- [Work instruction] Your task is to copy each line in the listing that includes the word "JSON".

= = = = =

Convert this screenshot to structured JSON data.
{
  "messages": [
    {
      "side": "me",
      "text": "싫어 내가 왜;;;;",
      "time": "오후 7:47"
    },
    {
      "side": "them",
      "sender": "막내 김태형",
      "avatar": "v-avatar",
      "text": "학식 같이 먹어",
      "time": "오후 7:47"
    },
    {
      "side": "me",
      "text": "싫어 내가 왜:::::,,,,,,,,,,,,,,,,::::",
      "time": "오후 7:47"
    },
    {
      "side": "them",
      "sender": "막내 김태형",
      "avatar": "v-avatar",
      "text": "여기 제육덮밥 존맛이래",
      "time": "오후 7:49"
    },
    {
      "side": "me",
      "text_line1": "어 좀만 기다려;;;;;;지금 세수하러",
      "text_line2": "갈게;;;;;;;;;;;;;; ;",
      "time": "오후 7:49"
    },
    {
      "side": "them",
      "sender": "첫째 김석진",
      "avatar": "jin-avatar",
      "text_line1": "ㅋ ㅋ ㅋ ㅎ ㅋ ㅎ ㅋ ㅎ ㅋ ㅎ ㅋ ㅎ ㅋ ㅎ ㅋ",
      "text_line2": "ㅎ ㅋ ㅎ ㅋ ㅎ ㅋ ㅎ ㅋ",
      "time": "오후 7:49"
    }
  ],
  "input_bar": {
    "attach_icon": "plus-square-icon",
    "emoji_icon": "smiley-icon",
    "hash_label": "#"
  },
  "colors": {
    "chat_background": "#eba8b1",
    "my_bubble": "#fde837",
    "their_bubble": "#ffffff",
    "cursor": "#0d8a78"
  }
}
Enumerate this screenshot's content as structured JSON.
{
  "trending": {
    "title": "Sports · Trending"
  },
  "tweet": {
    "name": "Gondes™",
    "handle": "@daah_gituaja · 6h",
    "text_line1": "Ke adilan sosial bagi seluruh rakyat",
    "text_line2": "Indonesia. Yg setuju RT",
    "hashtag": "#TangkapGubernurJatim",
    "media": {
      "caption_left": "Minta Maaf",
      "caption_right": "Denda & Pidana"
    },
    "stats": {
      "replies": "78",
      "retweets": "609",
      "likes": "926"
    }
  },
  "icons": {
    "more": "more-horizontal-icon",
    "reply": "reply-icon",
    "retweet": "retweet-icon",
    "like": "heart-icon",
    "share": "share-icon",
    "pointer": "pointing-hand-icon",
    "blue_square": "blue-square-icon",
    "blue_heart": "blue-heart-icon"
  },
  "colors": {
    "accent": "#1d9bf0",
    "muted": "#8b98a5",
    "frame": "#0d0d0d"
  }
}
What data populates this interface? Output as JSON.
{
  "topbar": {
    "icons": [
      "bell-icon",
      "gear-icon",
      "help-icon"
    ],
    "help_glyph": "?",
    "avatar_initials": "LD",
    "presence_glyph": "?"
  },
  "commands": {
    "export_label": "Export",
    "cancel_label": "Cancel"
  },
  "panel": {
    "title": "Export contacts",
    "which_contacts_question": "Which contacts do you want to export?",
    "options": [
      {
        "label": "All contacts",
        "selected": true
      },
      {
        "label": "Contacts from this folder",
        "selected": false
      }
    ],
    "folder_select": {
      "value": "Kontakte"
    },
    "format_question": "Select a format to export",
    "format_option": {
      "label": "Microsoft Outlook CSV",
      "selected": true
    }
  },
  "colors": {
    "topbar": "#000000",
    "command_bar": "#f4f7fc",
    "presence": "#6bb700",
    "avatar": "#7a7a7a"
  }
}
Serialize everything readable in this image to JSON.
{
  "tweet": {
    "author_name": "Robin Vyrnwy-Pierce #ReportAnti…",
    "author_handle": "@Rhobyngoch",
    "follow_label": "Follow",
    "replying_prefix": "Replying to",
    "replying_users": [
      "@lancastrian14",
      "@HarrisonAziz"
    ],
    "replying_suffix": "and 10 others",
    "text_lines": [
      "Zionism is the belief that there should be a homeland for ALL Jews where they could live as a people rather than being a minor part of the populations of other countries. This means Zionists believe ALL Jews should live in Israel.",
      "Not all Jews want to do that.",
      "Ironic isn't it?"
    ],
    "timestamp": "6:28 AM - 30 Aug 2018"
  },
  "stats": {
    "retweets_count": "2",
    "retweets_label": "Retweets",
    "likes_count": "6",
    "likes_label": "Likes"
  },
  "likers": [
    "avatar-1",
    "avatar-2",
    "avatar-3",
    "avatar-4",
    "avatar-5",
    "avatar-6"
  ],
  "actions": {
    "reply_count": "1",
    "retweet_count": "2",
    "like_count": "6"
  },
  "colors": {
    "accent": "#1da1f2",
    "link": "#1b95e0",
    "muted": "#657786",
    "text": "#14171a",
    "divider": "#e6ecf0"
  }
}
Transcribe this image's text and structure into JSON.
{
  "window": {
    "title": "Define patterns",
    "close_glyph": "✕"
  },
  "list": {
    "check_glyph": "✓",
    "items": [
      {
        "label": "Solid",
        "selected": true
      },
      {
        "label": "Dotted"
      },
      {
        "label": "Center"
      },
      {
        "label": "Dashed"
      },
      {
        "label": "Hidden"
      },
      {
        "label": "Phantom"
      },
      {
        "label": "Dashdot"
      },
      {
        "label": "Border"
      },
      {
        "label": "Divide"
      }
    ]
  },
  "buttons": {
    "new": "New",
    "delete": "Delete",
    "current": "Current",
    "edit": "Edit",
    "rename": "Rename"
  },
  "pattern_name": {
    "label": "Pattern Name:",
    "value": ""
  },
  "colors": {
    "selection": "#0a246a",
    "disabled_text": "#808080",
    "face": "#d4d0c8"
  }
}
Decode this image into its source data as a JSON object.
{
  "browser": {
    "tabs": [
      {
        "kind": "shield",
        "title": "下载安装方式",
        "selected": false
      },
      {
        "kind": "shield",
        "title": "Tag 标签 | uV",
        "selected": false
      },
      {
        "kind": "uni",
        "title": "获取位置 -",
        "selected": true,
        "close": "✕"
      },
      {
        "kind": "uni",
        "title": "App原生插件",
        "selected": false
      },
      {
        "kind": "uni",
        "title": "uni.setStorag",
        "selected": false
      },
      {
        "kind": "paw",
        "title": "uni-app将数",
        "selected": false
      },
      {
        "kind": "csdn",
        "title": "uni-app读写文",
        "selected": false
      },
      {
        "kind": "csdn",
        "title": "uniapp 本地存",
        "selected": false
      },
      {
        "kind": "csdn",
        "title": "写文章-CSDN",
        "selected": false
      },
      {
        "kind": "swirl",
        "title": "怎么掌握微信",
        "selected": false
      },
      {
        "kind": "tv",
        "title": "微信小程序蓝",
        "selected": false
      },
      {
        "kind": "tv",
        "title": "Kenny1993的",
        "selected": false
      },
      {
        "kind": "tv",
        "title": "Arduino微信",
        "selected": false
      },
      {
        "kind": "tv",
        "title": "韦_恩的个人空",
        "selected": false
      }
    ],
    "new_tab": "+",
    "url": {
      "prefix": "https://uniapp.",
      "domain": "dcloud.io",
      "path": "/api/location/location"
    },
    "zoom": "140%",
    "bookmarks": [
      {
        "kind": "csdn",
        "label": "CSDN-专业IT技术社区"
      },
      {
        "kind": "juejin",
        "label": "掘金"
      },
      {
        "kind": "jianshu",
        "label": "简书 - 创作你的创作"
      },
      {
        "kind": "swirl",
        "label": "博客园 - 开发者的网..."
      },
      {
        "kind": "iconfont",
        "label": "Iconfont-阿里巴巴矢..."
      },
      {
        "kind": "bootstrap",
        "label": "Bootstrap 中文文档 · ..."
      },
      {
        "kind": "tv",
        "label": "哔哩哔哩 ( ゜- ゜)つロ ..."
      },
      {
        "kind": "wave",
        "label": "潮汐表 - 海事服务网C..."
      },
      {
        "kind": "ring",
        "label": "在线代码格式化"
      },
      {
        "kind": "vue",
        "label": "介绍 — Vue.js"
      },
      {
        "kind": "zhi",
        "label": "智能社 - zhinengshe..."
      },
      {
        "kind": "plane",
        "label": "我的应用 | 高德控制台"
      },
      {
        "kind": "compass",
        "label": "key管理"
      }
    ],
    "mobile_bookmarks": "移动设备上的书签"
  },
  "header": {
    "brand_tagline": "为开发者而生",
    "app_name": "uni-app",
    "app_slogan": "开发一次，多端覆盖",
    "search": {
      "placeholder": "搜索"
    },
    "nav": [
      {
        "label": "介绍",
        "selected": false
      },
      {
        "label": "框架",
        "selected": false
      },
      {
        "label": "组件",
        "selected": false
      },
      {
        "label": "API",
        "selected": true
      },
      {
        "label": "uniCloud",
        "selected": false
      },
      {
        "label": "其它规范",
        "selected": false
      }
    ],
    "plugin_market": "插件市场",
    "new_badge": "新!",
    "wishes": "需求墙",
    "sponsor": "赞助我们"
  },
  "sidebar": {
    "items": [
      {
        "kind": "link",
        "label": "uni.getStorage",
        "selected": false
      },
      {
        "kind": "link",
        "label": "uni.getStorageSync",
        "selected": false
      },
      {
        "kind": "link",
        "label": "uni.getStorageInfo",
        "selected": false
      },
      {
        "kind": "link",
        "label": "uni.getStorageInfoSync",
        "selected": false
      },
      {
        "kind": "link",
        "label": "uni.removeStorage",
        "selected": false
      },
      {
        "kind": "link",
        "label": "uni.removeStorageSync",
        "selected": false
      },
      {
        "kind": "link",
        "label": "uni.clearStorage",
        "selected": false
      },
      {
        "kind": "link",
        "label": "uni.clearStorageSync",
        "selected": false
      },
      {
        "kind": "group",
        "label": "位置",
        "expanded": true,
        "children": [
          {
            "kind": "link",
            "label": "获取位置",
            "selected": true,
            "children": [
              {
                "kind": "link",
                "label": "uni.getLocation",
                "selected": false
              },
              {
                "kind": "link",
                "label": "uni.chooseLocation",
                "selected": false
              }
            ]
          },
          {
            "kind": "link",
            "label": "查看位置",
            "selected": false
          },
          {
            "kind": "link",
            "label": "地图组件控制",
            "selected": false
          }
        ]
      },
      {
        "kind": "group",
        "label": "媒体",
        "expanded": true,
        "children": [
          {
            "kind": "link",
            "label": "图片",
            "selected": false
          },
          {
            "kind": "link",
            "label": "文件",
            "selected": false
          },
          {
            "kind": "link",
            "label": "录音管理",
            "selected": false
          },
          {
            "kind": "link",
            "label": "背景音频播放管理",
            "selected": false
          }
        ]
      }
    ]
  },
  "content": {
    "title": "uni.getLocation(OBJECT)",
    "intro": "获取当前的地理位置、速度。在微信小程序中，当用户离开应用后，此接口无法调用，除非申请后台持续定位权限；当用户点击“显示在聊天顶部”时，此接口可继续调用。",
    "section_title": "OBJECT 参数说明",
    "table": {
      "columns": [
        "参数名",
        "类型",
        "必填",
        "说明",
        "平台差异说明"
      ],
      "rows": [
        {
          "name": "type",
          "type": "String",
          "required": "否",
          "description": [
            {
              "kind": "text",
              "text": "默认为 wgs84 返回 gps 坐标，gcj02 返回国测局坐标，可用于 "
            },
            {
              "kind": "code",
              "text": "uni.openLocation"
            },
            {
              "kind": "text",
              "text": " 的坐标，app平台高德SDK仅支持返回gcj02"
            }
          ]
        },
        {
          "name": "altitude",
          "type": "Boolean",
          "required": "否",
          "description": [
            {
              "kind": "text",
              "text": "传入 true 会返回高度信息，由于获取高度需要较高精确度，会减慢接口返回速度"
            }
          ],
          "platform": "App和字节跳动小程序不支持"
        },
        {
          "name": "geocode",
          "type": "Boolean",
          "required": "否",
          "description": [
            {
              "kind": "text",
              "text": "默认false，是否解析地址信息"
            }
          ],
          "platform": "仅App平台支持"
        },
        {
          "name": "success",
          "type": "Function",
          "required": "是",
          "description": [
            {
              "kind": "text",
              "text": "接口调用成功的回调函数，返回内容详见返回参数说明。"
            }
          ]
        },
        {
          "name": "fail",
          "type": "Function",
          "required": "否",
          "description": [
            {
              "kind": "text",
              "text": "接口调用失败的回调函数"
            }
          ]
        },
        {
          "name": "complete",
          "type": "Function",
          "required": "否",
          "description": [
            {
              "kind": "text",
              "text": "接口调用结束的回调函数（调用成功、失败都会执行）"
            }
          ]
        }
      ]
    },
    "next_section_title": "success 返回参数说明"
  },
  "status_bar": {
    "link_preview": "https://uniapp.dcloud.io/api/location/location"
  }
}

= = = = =

- [Reply to the exercise]
Convert this screenshot to structured JSON data.
Enumerate this screenshot's content as structured JSON.
What data populates this interface? Output as JSON.
Serialize everything readable in this image to JSON.
Transcribe this image's text and structure into JSON.
Decode this image into its source data as a JSON object.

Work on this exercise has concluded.